§ **Work instructions**
Your task is to copy each line of the listing that contains the word "condition".

§ **Input data**
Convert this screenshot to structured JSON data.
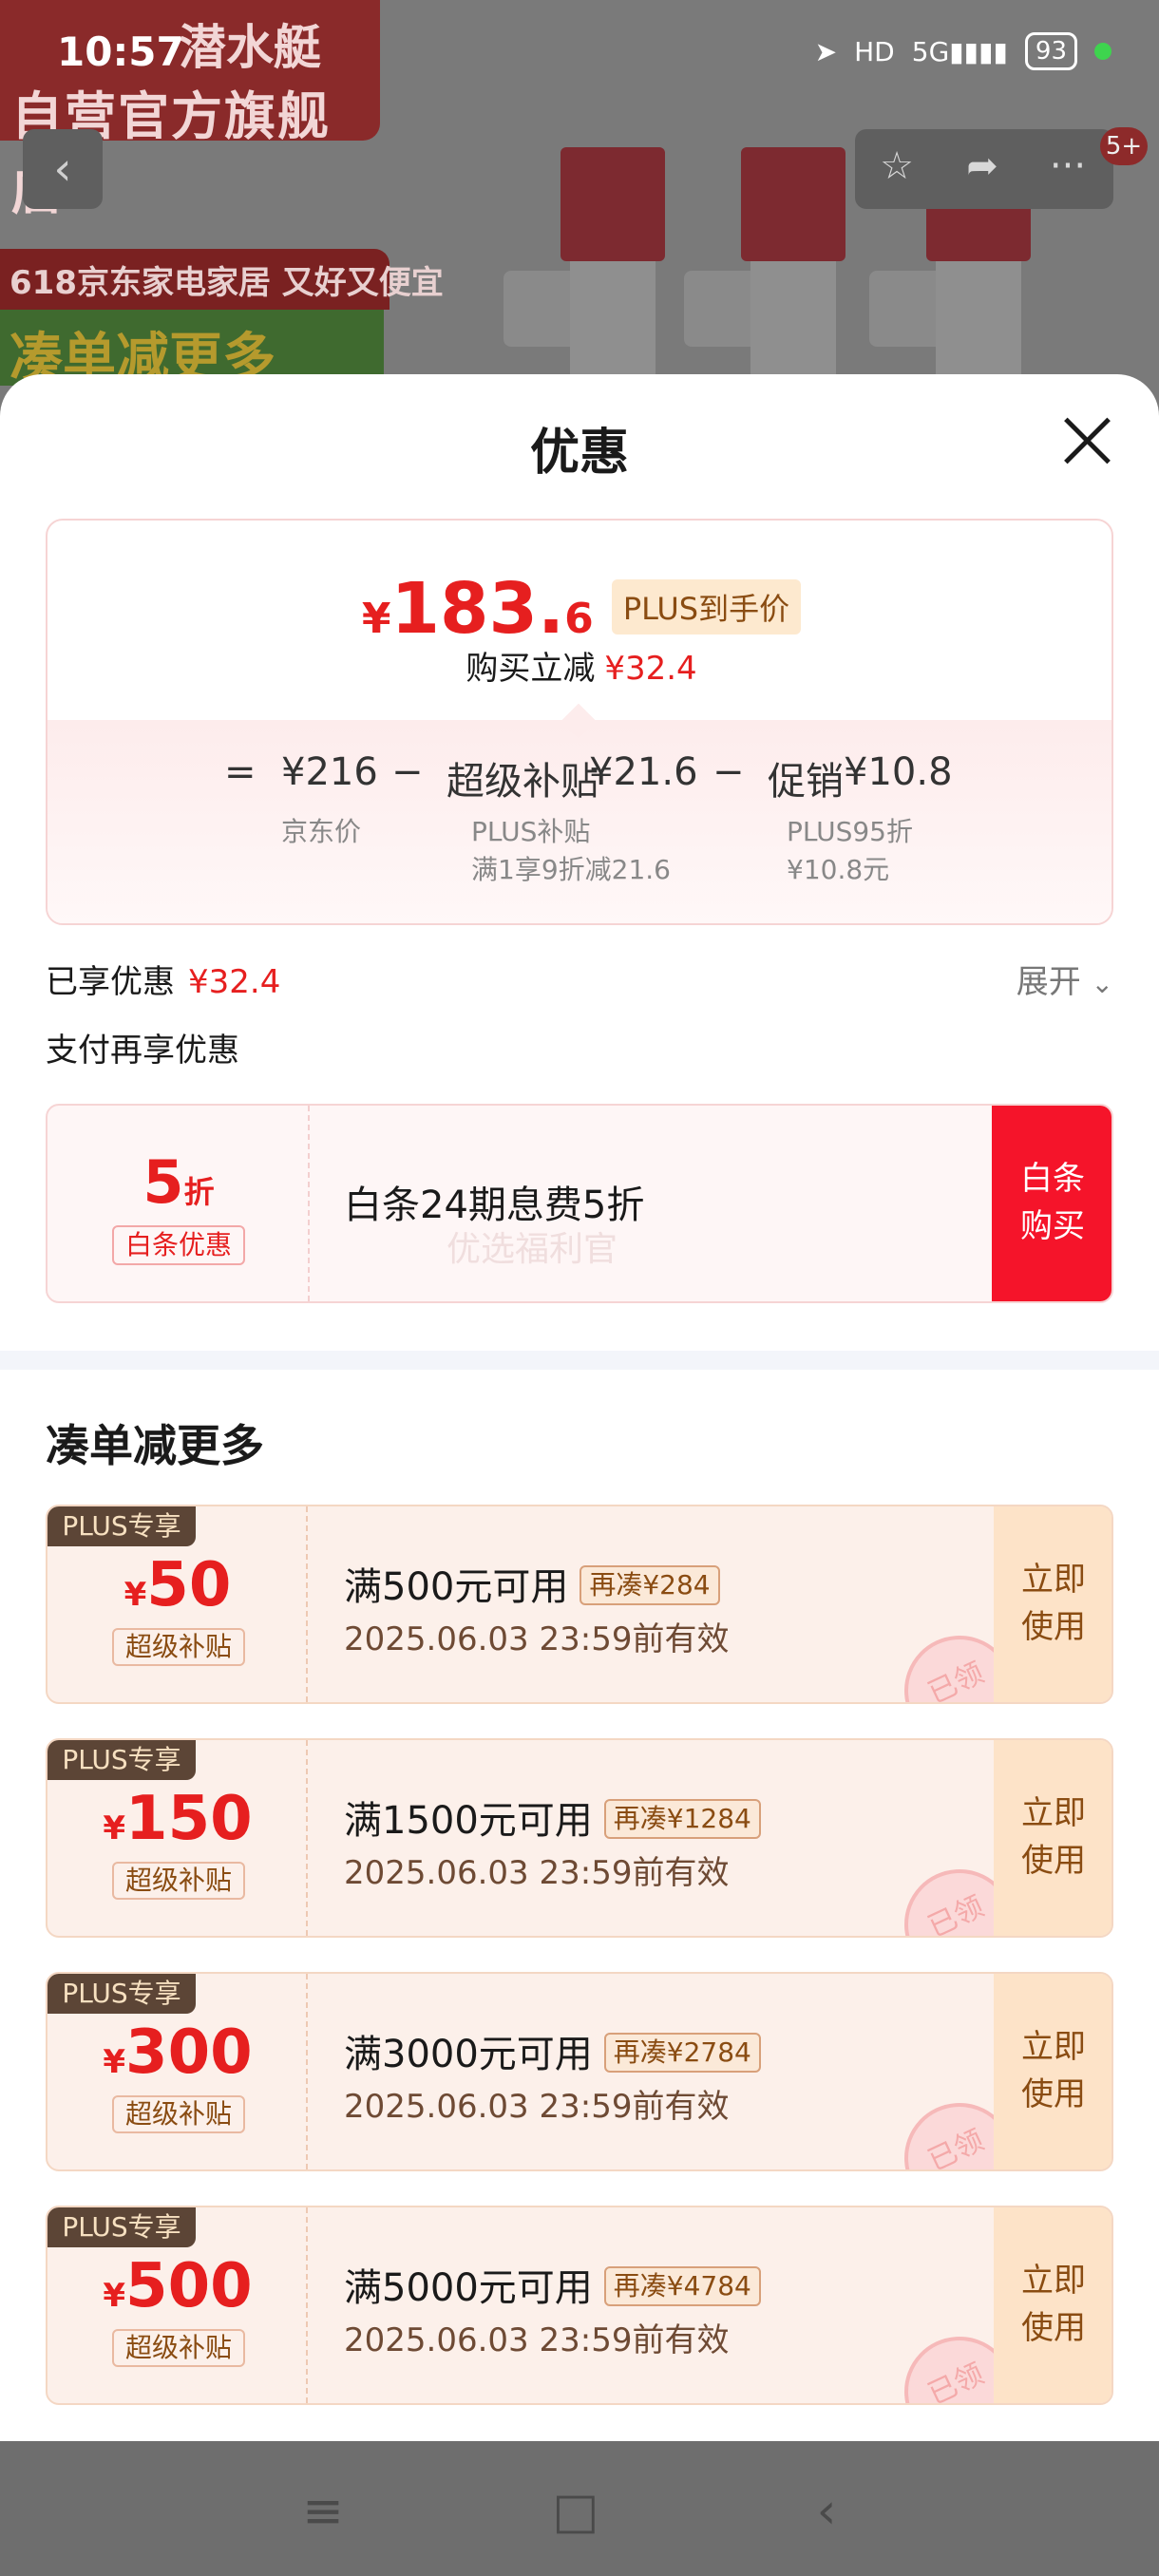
{
  "status_bar": {
    "time": "10:57",
    "network": "5G",
    "hd": "HD",
    "battery": "93"
  },
  "background": {
    "brand": "潜水艇",
    "store_name": "自营官方旗舰店",
    "badge_618": "618京东家电家居 又好又便宜",
    "promo": "凑单减更多",
    "cart_count": "5+"
  },
  "sheet": {
    "title": "优惠"
  },
  "price_card": {
    "yen": "¥",
    "price_int": "183.",
    "price_dec": "6",
    "plus_tag": "PLUS到手价",
    "save_label": "购买立减",
    "save_value": "¥32.4",
    "formula": {
      "equals": "=",
      "jd_price": "¥216",
      "minus1": "−",
      "subsidy_label": "超级补贴",
      "subsidy_value": "¥21.6",
      "minus2": "−",
      "promo_label": "促销",
      "promo_value": "¥10.8"
    },
    "notes": {
      "jd_price_label": "京东价",
      "subsidy_note_1": "PLUS补贴",
      "subsidy_note_2": "满1享9折减21.6",
      "promo_note_1": "PLUS95折",
      "promo_note_2": "¥10.8元"
    }
  },
  "enjoyed": {
    "label": "已享优惠",
    "value": "¥32.4",
    "expand_label": "展开"
  },
  "pay_more": {
    "label": "支付再享优惠"
  },
  "baitiao": {
    "discount_number": "5",
    "discount_unit": "折",
    "tag": "白条优惠",
    "text": "白条24期息费5折",
    "watermark": "优选福利官",
    "button_line1": "白条",
    "button_line2": "购买"
  },
  "more_section": {
    "title": "凑单减更多",
    "coupons": [
      {
        "plus_label": "PLUS专享",
        "yen": "¥",
        "amount": "50",
        "tag": "超级补贴",
        "condition": "满500元可用",
        "more": "再凑¥284",
        "valid": "2025.06.03 23:59前有效",
        "btn1": "立即",
        "btn2": "使用",
        "stamp": "已领"
      },
      {
        "plus_label": "PLUS专享",
        "yen": "¥",
        "amount": "150",
        "tag": "超级补贴",
        "condition": "满1500元可用",
        "more": "再凑¥1284",
        "valid": "2025.06.03 23:59前有效",
        "btn1": "立即",
        "btn2": "使用",
        "stamp": "已领"
      },
      {
        "plus_label": "PLUS专享",
        "yen": "¥",
        "amount": "300",
        "tag": "超级补贴",
        "condition": "满3000元可用",
        "more": "再凑¥2784",
        "valid": "2025.06.03 23:59前有效",
        "btn1": "立即",
        "btn2": "使用",
        "stamp": "已领"
      },
      {
        "plus_label": "PLUS专享",
        "yen": "¥",
        "amount": "500",
        "tag": "超级补贴",
        "condition": "满5000元可用",
        "more": "再凑¥4784",
        "valid": "2025.06.03 23:59前有效",
        "btn1": "立即",
        "btn2": "使用",
        "stamp": "已领"
      }
    ]
  },
  "navbar": {
    "menu_icon": "≡",
    "home_icon": "□",
    "back_icon": "‹"
  },
  "colors": {
    "accent_red": "#e61f1f",
    "baitiao_button": "#f5142a",
    "coupon_bg": "#fcf0ea",
    "plus_badge_bg": "#5c4536"
  },
  "icons": [
    "back-icon",
    "star-icon",
    "share-icon",
    "more-icon",
    "close-icon",
    "chevron-down-icon",
    "menu-icon",
    "home-icon",
    "nav-back-icon",
    "location-icon",
    "signal-icon"
  ]
}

§ **Exercise answer**
        "condition": "满500元可用",
        "condition": "满1500元可用",
        "condition": "满3000元可用",
        "condition": "满5000元可用",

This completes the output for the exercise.